*** Records provided ***
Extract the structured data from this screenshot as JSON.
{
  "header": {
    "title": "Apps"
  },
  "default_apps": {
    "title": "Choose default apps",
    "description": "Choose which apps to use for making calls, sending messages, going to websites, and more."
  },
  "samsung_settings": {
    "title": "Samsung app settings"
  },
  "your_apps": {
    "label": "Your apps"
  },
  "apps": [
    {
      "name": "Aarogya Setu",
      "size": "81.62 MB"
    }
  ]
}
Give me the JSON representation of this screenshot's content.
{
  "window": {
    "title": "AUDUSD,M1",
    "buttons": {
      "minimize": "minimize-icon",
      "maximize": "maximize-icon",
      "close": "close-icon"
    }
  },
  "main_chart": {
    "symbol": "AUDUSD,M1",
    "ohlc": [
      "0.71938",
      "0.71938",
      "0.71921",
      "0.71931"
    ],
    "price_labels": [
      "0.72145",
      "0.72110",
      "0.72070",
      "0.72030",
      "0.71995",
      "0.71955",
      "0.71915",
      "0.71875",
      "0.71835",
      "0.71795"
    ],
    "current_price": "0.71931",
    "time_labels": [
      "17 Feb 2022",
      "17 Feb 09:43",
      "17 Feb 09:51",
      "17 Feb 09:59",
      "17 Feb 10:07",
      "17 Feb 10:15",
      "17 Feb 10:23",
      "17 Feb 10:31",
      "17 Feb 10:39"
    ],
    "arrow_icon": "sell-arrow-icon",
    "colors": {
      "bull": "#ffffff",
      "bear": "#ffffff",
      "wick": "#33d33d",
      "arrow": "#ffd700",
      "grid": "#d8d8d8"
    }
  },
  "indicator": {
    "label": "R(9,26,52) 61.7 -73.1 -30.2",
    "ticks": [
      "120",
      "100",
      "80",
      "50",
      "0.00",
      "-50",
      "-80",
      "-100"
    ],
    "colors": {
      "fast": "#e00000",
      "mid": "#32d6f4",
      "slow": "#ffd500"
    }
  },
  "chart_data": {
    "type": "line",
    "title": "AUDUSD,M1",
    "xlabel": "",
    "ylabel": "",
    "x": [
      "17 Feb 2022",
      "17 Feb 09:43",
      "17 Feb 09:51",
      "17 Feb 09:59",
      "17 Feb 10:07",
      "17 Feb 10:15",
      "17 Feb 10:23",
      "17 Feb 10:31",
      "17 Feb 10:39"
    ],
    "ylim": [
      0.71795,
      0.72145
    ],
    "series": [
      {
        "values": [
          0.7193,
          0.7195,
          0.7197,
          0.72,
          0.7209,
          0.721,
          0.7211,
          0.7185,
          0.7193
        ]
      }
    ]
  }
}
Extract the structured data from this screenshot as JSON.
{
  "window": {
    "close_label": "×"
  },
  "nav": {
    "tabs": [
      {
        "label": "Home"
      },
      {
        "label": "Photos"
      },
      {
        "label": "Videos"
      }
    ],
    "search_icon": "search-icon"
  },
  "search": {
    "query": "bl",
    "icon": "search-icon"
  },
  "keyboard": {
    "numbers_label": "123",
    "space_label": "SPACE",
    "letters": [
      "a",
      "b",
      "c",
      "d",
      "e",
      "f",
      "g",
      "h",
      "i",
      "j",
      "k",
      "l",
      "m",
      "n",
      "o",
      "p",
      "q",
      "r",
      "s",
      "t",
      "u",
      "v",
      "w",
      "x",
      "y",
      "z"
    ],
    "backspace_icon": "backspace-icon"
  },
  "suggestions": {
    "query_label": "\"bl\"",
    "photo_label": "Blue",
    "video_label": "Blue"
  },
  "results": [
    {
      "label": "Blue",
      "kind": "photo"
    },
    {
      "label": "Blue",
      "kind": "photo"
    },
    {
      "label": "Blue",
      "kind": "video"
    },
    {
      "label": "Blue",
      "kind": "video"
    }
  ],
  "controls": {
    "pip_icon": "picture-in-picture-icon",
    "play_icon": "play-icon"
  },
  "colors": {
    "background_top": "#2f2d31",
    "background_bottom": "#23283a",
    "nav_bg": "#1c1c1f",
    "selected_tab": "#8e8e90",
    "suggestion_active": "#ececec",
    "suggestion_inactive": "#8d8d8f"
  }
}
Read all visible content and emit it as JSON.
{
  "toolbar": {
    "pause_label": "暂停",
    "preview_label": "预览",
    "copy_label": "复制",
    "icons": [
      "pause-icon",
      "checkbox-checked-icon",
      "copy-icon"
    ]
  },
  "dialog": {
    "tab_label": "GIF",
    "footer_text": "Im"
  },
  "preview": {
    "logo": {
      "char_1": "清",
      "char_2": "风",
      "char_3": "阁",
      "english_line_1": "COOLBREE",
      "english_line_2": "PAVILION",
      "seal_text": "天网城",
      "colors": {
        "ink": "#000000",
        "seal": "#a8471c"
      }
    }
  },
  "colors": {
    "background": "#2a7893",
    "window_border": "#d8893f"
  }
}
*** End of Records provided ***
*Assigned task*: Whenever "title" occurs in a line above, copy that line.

*Task solution*:
    "title": "Apps"
    "title": "Choose default apps",
    "title": "Samsung app settings"
    "title": "AUDUSD,M1",
    "title": "AUDUSD,M1",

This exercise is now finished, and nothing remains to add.